Jarlaxle opened his visible eye and looked at the assassin. "Perhaps you're right." He thought for a moment. "However, I just don't have the energy. I'm going to have to recover on my own, or I am going to die. I don't relish the idea of dying, so I hope that by sleeping, I may regain a little –"

Artemis didn't wait for Jarlaxle to finish that ridiculous speech. He grasped Jarlaxle's thin, muscular arm and pulled. He draped Jarlaxle's arm over his shoulders, supporting the drow's weight. "I'm carrying you."

"Ah." A slight smile played about Jarlaxle's lips, a sad, contemplative echo of the smile a few moments ago.

"You're not staying here. You'll die." Artemis walked out of the cave. "Which way?"

Jarlaxle pointed him in the right direction.

Artemis started walking. He had no idea where they were going, what this city of Menzoberranzan was like, but he knew they couldn't stay in that cave forever. They couldn't afford to waste any time.

Jarlaxle's weight against him, the warmth and solidity of another being, was strange to Artemis Entreri. Strange, but not unpleasant. Jarlaxle didn't protest this treatment, so Artemis decided he wouldn't worry about it. Maybe this is what friends were for. He'd certainly fantasized about a friend who would care if he were injured or unwell, and care enough to make some proactive effort to heal him. Get him help.

If he followed his instincts about what a friend should be, perhaps he wouldn't fail. For he realized that he could fail. Friendship was a two-way relationship. Jarlaxle could be his friend without his ever being Jarlaxle's – but that wasn't what he wanted. That wasn't a viable option for happiness, to him. And Artemis had decided he wanted to be happy. He woke up this morning strangely knowing that. He searched for happiness. Jarlaxle was his company on that journey. Perhaps his key.

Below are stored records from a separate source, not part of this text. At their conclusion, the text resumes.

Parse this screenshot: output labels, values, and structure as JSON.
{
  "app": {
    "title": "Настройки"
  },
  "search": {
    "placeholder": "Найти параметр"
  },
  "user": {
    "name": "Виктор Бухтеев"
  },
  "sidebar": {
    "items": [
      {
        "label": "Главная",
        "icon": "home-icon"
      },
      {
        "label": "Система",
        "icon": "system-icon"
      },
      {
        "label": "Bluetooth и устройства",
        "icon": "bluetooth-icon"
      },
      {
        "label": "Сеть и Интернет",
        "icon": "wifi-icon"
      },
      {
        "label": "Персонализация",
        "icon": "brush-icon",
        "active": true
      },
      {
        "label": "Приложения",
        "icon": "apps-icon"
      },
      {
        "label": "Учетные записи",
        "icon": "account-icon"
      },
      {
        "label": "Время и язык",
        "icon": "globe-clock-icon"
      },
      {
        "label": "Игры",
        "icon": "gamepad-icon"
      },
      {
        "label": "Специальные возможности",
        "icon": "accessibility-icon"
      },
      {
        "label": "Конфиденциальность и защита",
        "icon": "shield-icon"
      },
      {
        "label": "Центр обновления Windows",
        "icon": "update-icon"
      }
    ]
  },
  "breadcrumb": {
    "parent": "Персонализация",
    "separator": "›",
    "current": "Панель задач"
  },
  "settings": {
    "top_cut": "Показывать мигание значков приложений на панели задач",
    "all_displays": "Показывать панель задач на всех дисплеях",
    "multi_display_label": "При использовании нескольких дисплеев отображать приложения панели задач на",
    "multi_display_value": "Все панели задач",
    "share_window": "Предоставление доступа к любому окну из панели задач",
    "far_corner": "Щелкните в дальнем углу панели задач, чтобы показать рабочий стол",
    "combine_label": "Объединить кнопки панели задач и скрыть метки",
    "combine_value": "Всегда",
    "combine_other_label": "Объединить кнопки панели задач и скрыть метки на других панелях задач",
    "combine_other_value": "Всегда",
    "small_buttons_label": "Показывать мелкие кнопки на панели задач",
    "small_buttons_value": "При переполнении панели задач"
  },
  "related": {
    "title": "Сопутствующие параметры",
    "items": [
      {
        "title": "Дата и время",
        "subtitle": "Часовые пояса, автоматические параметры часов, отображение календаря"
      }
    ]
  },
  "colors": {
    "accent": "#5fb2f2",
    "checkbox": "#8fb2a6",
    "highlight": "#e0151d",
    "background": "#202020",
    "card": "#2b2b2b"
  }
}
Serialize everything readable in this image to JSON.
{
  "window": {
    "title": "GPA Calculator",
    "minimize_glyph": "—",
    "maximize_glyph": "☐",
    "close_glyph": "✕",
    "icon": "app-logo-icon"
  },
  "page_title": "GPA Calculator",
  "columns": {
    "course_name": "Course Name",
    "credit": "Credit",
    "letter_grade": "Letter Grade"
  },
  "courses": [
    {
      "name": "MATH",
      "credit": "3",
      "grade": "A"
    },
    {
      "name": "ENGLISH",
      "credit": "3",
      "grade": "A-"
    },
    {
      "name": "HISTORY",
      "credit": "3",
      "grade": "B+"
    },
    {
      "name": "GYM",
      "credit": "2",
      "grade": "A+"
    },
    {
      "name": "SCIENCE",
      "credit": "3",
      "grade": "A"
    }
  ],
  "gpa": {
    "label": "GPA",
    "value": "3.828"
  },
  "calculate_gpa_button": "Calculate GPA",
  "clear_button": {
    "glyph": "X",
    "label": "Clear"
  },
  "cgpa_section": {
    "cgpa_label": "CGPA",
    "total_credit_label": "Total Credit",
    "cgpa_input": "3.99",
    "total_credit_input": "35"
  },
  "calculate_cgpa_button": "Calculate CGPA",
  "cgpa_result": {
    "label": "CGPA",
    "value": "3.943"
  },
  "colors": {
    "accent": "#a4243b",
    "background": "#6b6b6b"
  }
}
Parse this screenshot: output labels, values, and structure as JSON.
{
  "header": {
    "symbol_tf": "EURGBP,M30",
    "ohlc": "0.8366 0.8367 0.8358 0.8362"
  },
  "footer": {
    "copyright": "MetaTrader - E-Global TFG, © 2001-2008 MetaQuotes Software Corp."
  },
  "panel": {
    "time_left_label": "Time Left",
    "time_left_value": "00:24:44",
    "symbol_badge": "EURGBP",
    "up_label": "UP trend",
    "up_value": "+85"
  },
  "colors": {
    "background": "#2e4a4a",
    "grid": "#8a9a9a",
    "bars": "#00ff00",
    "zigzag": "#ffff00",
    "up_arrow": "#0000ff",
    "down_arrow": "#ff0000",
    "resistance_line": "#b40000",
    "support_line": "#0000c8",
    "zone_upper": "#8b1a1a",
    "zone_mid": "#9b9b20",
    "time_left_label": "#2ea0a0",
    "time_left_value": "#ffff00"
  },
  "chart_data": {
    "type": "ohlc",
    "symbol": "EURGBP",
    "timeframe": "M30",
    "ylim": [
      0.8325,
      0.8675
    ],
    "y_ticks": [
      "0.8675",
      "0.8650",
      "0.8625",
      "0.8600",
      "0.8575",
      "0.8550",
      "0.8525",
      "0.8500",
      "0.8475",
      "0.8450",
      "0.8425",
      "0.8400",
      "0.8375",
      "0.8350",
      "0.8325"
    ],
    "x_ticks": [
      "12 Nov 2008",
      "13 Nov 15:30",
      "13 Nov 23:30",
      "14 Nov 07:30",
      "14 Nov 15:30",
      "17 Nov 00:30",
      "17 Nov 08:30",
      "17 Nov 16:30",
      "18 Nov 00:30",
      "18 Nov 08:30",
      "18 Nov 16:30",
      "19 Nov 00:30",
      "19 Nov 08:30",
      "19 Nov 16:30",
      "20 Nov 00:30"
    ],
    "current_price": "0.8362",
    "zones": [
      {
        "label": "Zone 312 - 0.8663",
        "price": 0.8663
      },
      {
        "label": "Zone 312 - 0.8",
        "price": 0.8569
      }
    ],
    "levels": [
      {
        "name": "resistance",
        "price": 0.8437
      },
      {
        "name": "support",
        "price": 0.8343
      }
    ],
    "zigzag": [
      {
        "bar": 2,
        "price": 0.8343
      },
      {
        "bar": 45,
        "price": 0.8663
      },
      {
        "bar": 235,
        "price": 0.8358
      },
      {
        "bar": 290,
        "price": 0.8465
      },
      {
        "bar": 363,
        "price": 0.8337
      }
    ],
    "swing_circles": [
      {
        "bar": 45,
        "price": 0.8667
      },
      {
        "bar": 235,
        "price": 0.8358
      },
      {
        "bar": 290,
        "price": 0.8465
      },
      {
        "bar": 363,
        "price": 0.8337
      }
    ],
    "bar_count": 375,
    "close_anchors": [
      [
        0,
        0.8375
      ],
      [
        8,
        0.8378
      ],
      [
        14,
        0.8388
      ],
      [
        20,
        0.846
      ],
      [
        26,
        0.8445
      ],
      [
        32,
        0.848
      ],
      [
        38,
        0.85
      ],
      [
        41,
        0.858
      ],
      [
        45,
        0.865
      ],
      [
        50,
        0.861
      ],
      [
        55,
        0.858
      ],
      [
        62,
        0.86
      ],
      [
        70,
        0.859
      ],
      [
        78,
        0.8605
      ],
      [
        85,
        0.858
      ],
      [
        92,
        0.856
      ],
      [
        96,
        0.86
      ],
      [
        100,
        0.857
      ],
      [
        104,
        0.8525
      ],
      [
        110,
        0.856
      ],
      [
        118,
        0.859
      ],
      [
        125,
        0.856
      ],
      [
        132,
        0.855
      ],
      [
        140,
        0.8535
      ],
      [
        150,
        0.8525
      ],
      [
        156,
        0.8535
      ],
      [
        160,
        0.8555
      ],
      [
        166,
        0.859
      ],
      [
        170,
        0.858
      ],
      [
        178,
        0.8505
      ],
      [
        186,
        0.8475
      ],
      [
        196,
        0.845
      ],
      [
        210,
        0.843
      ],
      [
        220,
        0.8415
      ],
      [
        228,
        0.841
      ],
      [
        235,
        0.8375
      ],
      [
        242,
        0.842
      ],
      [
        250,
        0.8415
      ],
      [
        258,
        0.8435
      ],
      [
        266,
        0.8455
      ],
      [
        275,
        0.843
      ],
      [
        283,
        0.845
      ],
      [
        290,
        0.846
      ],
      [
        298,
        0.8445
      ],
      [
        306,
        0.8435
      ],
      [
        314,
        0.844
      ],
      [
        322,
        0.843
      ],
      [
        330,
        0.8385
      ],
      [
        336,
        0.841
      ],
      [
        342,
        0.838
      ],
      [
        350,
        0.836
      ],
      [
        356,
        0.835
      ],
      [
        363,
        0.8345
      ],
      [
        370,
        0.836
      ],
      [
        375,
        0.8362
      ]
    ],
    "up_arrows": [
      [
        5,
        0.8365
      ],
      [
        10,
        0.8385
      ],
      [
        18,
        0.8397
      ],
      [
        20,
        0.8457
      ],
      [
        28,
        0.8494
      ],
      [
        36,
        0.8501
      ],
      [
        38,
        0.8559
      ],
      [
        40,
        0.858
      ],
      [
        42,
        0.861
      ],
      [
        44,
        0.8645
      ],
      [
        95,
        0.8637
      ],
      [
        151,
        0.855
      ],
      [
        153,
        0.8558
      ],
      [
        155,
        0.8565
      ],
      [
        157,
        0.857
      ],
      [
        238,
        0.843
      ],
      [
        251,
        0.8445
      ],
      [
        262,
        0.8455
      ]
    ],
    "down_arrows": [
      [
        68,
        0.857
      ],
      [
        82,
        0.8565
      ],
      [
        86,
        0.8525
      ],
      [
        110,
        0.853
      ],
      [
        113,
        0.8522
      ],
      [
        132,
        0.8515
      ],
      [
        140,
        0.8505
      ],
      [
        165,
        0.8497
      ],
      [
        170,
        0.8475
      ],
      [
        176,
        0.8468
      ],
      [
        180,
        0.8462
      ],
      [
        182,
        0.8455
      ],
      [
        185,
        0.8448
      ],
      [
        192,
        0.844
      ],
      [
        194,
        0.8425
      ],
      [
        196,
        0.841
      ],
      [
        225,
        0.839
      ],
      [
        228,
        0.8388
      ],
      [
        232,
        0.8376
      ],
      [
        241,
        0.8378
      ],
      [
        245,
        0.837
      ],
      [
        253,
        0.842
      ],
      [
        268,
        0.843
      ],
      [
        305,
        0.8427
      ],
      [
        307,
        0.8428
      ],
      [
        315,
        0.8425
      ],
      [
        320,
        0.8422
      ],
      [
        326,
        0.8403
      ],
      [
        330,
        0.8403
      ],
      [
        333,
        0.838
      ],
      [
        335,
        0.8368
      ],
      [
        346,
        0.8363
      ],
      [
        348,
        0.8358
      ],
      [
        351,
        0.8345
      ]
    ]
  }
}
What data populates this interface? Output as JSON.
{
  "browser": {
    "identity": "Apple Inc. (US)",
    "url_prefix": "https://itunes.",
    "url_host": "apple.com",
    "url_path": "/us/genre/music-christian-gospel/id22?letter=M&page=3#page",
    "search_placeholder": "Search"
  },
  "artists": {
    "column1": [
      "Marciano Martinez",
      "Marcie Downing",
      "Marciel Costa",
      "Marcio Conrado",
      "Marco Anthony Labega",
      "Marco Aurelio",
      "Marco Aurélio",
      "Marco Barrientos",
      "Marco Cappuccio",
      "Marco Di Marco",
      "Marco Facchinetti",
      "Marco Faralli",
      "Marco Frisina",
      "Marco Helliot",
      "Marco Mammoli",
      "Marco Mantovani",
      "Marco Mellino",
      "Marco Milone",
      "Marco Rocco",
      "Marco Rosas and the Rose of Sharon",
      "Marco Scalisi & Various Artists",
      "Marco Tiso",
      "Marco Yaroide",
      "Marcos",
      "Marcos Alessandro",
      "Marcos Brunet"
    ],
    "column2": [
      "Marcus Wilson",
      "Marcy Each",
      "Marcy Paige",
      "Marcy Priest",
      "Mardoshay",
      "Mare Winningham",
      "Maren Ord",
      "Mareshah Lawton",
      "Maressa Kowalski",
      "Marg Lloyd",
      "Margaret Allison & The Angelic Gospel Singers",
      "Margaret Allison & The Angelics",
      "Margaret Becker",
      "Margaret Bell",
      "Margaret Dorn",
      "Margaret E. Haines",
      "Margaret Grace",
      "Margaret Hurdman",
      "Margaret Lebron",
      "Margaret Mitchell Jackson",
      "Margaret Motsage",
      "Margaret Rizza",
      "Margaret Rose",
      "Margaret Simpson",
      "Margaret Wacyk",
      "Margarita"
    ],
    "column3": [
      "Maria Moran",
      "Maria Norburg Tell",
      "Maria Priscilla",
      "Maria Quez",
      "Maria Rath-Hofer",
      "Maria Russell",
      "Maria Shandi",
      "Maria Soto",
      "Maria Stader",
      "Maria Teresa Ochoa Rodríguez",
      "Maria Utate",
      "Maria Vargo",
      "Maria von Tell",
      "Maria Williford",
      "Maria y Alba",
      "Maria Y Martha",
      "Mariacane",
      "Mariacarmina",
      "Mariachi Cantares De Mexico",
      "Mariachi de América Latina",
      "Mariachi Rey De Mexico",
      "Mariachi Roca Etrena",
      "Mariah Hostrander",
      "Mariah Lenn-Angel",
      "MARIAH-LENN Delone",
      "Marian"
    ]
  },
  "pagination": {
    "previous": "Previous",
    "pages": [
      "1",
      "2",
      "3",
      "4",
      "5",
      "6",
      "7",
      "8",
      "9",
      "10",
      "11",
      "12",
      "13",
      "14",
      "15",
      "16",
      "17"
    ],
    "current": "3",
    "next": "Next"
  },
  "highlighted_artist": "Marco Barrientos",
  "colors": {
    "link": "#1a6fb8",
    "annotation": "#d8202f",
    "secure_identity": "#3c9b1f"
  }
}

He didn't know why, but he felt that was true.

Sentimental bullshit.

"Thank you," Jarlaxle whispered.

Artemis reluctantly revised the severity of his opinion. Maybe. He pretended not to hear Jarlaxle's thanks.